- [Input records]
"""

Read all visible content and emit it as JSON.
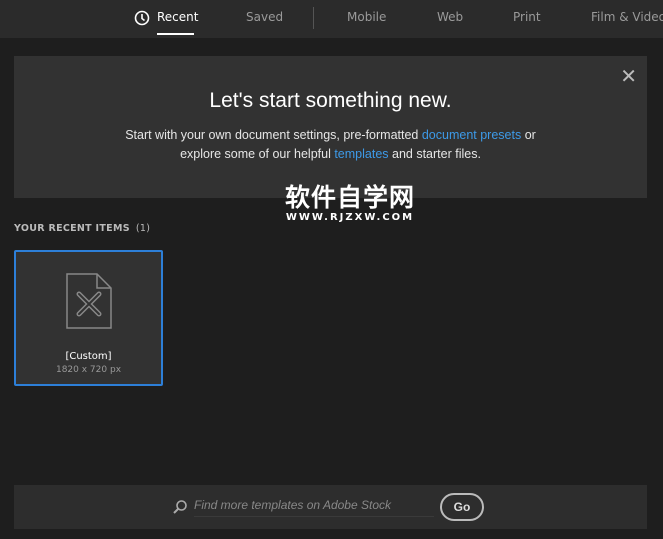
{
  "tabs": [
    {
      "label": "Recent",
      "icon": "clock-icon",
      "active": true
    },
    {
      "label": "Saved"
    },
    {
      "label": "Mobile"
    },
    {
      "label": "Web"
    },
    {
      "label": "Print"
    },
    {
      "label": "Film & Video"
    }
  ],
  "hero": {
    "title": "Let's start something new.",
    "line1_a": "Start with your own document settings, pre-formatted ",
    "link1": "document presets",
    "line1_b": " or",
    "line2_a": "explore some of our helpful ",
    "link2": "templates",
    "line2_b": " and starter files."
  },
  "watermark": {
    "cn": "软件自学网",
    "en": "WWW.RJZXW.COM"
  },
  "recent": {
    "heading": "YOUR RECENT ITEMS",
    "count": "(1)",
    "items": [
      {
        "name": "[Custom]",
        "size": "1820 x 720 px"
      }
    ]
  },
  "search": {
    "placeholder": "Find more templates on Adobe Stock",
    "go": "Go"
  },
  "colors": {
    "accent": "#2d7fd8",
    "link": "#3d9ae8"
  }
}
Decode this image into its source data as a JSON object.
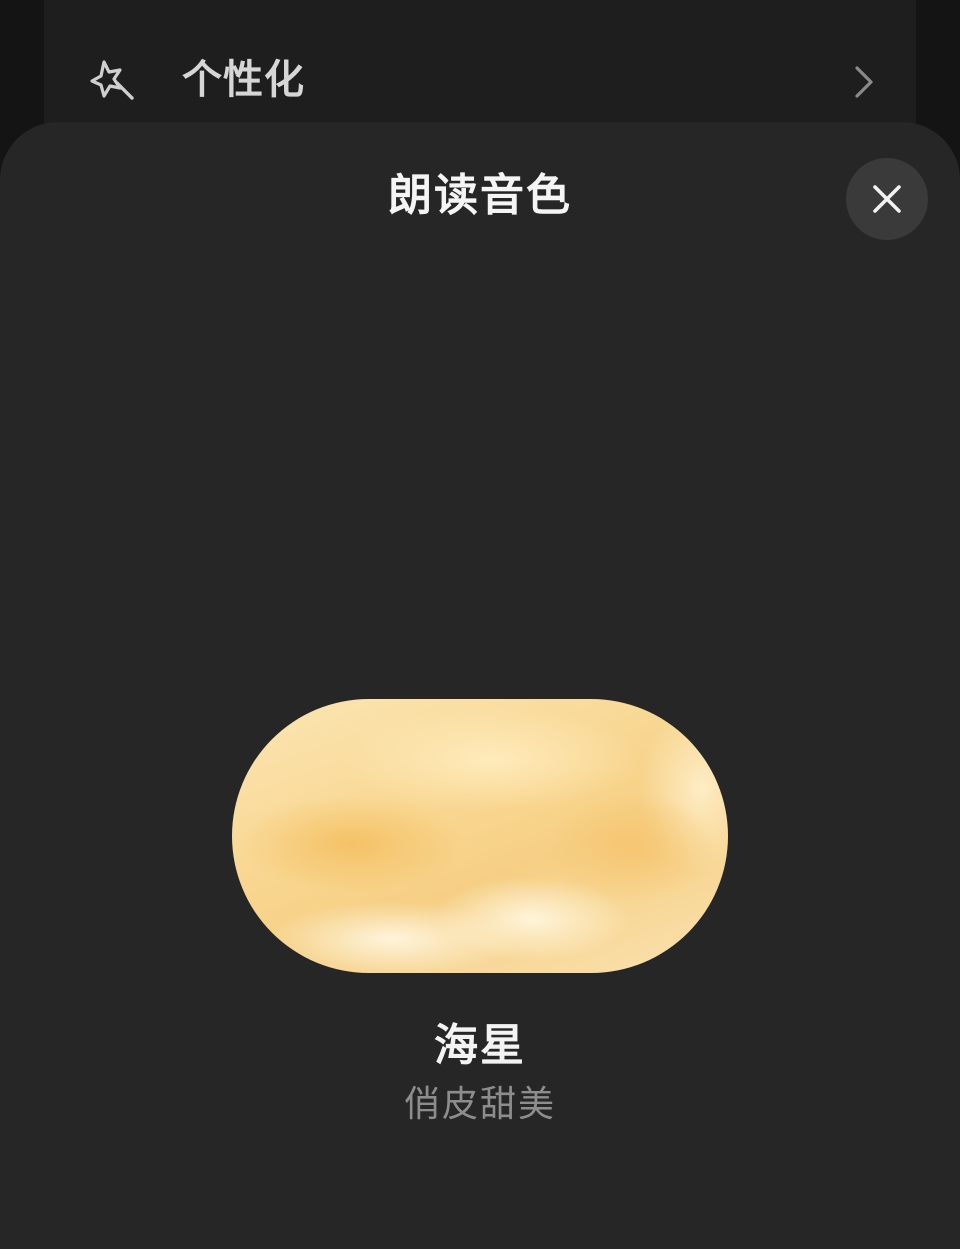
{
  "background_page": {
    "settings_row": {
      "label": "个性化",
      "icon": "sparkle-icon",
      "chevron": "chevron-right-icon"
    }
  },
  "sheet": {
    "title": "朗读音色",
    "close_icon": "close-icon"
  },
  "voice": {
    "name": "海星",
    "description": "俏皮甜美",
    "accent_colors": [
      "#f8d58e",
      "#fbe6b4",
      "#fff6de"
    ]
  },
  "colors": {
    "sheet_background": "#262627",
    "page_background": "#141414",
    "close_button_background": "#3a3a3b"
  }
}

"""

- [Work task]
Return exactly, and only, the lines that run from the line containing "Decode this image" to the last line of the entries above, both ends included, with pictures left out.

- [Expected answer]
Decode this image into its source data as a JSON object.
{
  "background_page": {
    "settings_row": {
      "label": "个性化",
      "icon": "sparkle-icon",
      "chevron": "chevron-right-icon"
    }
  },
  "sheet": {
    "title": "朗读音色",
    "close_icon": "close-icon"
  },
  "voice": {
    "name": "海星",
    "description": "俏皮甜美",
    "accent_colors": [
      "#f8d58e",
      "#fbe6b4",
      "#fff6de"
    ]
  },
  "colors": {
    "sheet_background": "#262627",
    "page_background": "#141414",
    "close_button_background": "#3a3a3b"
  }
}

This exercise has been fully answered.